セックスマシーン (Sex Machine) was a band I had heard of but was not obsessed about. I knew they had to be a lot older than the other bands here since I had seen their songs on V/A punk CDs released years ago. As the band got up on stage I noticed that they looked a lot more seasoned and perhaps maybe more mellowed out because of their age. It didn't take long to change that. The vocalist marched down the steps from the second floor and stopped halfway. His jeans looked like they were thrown in a huge blender. He jumped from there(quite a ways down) and made his way to the stage. When the band got into motion there was no way you could tell they were much different from bands probably half their age. They played with this unrestrained energy, sweat dripping down their faces, and never giving it less than their all for their performance. Their brand of punk was a lot similar to the jinsei hoketsu's, it wasn't too poppy but at the same time it was a lot of fun, and demanded a lot of audience response to sing along in the choruses. I had always wanted to go to a show like this, and Sex Machine put on the epitome of what I wish I could see more of in the Japanese music scene: audience interaction, and less regard for that "invisible line" that separates the stage from the crowd. The vocalist was always in the crowd, sometimes in the middle of a song, and sometimes in MCs and wasn't just stuck on stage. It was crazy, and a lot of fun.

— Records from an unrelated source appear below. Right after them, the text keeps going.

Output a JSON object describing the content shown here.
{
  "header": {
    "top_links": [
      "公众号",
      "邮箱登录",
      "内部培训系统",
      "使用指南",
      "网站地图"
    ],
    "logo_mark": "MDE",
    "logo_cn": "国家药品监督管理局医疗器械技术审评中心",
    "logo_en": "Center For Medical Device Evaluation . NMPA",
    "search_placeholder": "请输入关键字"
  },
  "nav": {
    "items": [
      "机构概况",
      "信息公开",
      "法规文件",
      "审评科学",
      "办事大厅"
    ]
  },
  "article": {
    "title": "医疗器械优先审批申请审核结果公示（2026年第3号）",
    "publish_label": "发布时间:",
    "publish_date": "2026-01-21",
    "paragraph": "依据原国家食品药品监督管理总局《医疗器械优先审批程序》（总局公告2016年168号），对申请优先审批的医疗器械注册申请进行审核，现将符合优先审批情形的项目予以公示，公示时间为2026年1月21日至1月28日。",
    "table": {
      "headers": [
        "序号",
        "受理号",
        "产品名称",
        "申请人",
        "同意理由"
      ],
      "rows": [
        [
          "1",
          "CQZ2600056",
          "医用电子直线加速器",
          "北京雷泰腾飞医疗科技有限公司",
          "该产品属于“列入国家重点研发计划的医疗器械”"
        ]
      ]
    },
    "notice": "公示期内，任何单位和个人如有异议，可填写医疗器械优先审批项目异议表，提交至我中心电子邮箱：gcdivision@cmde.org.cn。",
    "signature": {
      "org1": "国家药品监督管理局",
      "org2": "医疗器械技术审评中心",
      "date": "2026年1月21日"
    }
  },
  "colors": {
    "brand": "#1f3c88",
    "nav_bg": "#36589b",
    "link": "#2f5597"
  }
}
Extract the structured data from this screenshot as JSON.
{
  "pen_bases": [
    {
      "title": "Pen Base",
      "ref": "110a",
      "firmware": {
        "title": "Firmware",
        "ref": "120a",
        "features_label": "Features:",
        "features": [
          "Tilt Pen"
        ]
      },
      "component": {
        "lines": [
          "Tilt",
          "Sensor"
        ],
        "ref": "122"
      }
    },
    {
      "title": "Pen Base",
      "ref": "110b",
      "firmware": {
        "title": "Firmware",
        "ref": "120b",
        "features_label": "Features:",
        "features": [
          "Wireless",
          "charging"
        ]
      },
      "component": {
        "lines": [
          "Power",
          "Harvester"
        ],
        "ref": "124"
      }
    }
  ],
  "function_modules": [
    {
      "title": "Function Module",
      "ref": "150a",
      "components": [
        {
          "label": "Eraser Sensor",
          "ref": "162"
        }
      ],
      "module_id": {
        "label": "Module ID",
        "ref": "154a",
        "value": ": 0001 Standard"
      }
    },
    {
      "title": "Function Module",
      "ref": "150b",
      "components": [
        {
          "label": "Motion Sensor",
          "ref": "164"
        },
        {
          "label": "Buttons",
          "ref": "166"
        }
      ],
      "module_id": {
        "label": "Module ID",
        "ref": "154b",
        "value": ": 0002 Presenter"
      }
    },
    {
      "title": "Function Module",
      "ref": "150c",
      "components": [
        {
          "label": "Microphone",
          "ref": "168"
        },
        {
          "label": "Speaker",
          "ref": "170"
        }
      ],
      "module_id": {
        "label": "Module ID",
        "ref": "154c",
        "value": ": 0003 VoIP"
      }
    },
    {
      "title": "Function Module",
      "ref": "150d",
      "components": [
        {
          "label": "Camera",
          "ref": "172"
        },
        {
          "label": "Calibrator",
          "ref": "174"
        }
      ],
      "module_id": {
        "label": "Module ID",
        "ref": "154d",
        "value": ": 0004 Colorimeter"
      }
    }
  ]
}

The ラブ人間 (the Love Ningen) went up last. Their genre of music wasn't anywhere near the last three bands', there wasn't anything punk about them. I thought having them on the bill was strange, but since I came to see them AND had a good time with the other bands the night was looking pretty good. A number of other fans moved up to the other stage while the more "punk" people eased to the back of the crowd.
They played a lot of songs I didn't recognize, probably most from their live shows and from the upcoming single they are debuting with, but songs I did recognize were pure bliss. With five members, including a violin and keyboard, they had plenty of perks to keep their music interesting. It was very heartfelt when they played their songs, a sense of nearly the opposite of what the previous musicians had done(not to say that being fun is a bad thing, especially in the case of the last three bands I saw, no way).
At the end of their set I grabbed a T-shirt from the band, who told me that they would be playing a show in Hiroshima, even if they wouldn't be coming all the way to Okayama. The manage also spoke perfect English since he grew up in Hawaii. As I was leaving I saw Kaneda, who was enthralled to meet me and was really happy I came to the show. He gave me a hug as I left and told me it was quite alright I couldn't answer his survey. They were all really nice, approachable people, and it made me really appreciate some of the bands out there that really do appreciate their fans like that in a genuine way.
At the end of the night I hurriedly dodged men in suits trying to get me to go into their clubs so I could head home, about an hour train ride away. It had been a great night and I experienced a lot of interesting music from so many genres. Not only that, but Fandango had really proved to be a club full of spirit and one that seemed to really want to keep the spirit of rock'n roll alive with awesome shows like this and less strict rules for bands, giving them total freedom when they perform. I can only hope to see another(better!) show here again.